Action item >> Copy each line of the data below in which the word "None" can be found.

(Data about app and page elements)
===
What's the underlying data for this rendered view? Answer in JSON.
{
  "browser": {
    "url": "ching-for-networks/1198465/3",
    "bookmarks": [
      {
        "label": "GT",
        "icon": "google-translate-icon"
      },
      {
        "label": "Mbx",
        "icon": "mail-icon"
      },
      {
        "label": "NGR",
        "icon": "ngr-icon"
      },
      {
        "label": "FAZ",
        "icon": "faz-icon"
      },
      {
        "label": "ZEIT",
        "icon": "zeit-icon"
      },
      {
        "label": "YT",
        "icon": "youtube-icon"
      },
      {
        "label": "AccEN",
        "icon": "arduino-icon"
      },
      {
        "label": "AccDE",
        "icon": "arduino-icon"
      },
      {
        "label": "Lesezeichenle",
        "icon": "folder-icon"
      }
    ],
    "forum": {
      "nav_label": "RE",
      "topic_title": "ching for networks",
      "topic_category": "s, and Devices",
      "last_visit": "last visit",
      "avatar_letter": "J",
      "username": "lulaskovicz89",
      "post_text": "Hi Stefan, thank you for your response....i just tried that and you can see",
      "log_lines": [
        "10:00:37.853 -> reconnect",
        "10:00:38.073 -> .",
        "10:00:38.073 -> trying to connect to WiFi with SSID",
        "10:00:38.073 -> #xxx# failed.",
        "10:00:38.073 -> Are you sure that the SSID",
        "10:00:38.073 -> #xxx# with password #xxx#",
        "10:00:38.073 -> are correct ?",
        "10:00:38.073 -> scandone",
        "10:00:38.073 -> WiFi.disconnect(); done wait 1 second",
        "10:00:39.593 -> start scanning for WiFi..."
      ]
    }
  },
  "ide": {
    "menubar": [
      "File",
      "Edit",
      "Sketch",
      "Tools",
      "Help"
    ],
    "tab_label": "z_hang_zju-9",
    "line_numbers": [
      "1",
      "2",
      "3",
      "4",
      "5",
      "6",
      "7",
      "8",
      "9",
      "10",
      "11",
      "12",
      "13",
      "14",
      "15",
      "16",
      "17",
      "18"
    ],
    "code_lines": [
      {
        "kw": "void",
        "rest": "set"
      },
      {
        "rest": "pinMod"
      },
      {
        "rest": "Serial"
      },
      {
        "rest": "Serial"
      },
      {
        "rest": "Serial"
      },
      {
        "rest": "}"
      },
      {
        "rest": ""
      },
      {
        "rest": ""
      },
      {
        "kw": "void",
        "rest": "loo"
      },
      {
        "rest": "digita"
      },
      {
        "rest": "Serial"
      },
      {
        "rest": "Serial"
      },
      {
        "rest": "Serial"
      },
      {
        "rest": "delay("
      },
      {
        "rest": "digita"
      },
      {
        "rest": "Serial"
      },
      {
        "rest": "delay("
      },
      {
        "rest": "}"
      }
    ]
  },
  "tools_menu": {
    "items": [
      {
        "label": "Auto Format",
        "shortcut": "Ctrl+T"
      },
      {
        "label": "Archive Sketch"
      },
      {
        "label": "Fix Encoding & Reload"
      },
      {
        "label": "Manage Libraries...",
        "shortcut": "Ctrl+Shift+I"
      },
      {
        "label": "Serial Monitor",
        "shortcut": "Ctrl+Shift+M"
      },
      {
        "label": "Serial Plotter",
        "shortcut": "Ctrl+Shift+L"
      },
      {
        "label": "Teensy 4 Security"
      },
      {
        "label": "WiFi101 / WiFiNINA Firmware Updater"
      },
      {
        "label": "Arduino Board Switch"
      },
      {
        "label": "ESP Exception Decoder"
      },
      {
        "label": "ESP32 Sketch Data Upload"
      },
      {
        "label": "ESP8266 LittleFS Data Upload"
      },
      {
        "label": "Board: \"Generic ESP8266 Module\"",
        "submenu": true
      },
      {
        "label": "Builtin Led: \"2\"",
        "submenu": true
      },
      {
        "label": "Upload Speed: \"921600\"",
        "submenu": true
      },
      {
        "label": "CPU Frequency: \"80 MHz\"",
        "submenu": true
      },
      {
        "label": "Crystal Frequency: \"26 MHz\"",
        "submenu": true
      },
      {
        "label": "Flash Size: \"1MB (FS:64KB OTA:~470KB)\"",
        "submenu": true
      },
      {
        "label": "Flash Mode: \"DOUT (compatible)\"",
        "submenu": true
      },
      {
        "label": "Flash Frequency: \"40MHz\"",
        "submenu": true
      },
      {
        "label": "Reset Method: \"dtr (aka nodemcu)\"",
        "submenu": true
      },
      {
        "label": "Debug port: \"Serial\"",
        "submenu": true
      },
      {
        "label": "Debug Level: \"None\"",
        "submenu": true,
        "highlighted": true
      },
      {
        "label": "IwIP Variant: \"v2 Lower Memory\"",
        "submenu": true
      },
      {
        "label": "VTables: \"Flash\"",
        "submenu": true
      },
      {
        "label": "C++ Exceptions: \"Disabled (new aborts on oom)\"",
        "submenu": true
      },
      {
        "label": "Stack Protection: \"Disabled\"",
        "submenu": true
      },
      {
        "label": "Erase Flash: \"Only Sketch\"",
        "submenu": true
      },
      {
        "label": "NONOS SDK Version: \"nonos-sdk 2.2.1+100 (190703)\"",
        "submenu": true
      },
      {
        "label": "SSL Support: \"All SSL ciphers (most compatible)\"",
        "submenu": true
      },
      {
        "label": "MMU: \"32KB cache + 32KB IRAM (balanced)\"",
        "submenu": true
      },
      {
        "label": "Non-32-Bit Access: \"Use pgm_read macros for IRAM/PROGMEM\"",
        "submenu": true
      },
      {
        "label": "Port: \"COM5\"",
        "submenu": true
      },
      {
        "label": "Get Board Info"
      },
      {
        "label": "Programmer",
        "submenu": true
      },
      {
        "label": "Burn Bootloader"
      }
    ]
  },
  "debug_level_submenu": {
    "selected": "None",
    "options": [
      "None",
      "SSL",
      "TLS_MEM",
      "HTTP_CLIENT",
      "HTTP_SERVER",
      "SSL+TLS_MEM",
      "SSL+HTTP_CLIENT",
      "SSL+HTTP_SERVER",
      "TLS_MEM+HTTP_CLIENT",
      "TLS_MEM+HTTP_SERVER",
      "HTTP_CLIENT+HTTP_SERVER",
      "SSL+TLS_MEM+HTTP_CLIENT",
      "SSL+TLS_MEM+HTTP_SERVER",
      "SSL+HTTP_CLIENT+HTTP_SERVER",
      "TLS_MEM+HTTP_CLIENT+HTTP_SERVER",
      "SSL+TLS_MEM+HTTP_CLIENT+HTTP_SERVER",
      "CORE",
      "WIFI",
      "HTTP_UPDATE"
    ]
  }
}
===
Solution to this task >>
        "label": "Debug Level: \"None\"",
    "selected": "None",
      "None",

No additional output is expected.